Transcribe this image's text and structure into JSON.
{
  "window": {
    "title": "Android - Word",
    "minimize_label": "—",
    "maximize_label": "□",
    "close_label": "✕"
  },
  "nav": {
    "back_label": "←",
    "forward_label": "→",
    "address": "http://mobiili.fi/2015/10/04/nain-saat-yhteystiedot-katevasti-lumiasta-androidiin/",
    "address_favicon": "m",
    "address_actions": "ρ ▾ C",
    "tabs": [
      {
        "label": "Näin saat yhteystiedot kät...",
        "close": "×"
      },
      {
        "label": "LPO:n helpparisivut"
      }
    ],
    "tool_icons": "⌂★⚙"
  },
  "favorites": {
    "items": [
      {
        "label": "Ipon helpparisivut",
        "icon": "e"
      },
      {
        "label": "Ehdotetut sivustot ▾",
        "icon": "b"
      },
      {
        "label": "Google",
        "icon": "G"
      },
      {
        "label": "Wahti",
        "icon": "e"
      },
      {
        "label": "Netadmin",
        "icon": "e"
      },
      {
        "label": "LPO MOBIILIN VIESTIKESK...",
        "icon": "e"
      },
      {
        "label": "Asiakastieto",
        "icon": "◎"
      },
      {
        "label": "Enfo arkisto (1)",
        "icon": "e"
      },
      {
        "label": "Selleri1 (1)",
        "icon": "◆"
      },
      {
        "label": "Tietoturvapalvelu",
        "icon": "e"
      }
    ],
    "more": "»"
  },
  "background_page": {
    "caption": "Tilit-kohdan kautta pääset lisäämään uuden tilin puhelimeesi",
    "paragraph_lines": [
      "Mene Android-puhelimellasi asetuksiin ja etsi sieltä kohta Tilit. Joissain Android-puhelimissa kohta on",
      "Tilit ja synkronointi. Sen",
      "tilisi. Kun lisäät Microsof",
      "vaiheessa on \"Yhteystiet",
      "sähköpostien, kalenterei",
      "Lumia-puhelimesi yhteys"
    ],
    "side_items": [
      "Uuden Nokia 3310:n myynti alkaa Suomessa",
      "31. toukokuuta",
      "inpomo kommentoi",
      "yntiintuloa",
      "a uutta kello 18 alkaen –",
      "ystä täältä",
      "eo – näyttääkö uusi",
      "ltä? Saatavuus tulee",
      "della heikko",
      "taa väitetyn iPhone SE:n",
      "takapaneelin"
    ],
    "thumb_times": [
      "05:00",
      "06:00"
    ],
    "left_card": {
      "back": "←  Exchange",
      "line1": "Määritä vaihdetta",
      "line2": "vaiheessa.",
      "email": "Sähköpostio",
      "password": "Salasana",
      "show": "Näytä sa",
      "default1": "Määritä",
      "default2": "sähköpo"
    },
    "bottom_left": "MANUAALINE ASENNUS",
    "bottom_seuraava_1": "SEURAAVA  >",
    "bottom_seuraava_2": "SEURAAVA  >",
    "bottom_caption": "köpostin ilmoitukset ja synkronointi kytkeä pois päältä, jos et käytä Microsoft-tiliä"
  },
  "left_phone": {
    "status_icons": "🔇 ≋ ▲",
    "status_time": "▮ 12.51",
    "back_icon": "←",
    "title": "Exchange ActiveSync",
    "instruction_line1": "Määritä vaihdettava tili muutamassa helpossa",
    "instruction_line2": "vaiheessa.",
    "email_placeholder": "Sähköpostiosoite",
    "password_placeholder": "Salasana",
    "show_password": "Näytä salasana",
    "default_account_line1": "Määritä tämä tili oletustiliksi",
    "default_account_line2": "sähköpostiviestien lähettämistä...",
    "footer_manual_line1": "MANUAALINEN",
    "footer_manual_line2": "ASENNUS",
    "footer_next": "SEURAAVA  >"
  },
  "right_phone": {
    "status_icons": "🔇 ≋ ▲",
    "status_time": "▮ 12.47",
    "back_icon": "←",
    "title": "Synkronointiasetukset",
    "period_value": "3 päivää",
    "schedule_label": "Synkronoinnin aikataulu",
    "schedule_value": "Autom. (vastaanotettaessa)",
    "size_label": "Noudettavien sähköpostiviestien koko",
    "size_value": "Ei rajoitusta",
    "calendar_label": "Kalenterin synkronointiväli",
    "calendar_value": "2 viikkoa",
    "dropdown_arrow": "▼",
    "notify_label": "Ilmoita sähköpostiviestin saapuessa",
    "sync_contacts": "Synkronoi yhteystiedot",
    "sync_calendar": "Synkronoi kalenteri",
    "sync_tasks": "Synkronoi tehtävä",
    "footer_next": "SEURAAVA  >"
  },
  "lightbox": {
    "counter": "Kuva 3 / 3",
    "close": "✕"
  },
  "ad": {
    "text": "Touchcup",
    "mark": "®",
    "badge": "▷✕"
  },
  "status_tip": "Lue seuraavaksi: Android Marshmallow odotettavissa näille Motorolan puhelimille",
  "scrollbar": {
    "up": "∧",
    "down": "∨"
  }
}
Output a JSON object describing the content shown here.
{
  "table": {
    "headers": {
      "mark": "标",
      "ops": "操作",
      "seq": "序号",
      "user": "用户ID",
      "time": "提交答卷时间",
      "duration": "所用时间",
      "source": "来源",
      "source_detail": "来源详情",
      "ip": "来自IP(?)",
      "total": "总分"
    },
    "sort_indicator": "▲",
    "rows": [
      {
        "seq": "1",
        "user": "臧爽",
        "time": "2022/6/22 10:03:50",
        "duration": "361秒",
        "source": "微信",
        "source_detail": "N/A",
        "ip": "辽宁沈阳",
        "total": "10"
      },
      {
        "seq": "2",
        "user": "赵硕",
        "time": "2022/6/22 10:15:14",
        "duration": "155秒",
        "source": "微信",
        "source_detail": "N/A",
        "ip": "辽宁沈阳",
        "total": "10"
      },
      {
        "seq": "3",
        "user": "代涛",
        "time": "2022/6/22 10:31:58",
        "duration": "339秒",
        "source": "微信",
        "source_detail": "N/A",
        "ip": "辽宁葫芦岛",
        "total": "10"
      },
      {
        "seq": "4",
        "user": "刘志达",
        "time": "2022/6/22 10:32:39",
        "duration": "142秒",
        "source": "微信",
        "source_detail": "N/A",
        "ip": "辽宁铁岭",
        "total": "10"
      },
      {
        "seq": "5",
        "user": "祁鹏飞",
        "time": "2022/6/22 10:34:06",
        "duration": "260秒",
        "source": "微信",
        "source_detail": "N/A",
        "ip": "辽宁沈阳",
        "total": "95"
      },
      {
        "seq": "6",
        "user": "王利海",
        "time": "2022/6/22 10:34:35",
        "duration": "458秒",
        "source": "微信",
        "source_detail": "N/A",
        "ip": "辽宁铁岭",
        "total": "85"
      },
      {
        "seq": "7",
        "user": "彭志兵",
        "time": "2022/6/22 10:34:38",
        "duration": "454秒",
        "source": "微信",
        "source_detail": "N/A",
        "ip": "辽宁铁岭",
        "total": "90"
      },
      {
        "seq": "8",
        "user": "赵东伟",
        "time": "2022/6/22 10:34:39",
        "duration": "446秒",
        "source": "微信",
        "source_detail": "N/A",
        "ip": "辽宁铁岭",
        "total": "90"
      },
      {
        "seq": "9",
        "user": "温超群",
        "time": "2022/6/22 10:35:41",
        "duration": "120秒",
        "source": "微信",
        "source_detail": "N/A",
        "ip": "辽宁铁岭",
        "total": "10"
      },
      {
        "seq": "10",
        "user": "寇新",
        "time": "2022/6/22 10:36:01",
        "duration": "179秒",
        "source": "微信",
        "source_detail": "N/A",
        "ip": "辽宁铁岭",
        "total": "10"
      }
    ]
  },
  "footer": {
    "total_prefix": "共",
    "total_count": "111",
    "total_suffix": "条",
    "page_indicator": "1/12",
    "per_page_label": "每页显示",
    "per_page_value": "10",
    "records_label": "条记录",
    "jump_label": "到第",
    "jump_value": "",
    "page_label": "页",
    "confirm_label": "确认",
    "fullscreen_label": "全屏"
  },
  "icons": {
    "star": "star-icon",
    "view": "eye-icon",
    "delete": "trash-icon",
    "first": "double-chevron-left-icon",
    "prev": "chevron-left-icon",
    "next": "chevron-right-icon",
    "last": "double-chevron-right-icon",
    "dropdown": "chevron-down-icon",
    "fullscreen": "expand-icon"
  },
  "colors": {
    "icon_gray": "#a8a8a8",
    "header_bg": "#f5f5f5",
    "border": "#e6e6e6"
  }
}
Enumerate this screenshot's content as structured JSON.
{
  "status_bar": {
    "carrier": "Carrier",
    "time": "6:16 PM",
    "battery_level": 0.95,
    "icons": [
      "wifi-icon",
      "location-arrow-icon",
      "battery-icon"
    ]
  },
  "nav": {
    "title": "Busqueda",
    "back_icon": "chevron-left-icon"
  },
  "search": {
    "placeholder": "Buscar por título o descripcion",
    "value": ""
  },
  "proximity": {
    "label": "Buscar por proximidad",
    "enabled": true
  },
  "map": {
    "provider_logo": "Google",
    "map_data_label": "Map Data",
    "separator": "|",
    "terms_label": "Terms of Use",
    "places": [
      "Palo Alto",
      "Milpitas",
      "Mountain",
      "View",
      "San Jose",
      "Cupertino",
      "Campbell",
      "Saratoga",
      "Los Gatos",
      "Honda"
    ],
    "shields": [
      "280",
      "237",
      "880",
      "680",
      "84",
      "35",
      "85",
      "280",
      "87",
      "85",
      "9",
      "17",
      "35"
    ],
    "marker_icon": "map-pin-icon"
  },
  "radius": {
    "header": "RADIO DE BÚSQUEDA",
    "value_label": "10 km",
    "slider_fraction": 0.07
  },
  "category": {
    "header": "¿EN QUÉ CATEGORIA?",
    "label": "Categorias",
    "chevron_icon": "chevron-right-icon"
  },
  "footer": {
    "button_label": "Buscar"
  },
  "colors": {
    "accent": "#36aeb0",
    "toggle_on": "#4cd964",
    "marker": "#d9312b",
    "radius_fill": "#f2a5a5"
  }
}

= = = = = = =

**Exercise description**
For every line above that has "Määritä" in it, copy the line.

**Reply to the exercise**
      "line1": "Määritä vaihdetta",
      "default1": "Määritä",
    "instruction_line1": "Määritä vaihdettava tili muutamassa helpossa",
    "default_account_line1": "Määritä tämä tili oletustiliksi",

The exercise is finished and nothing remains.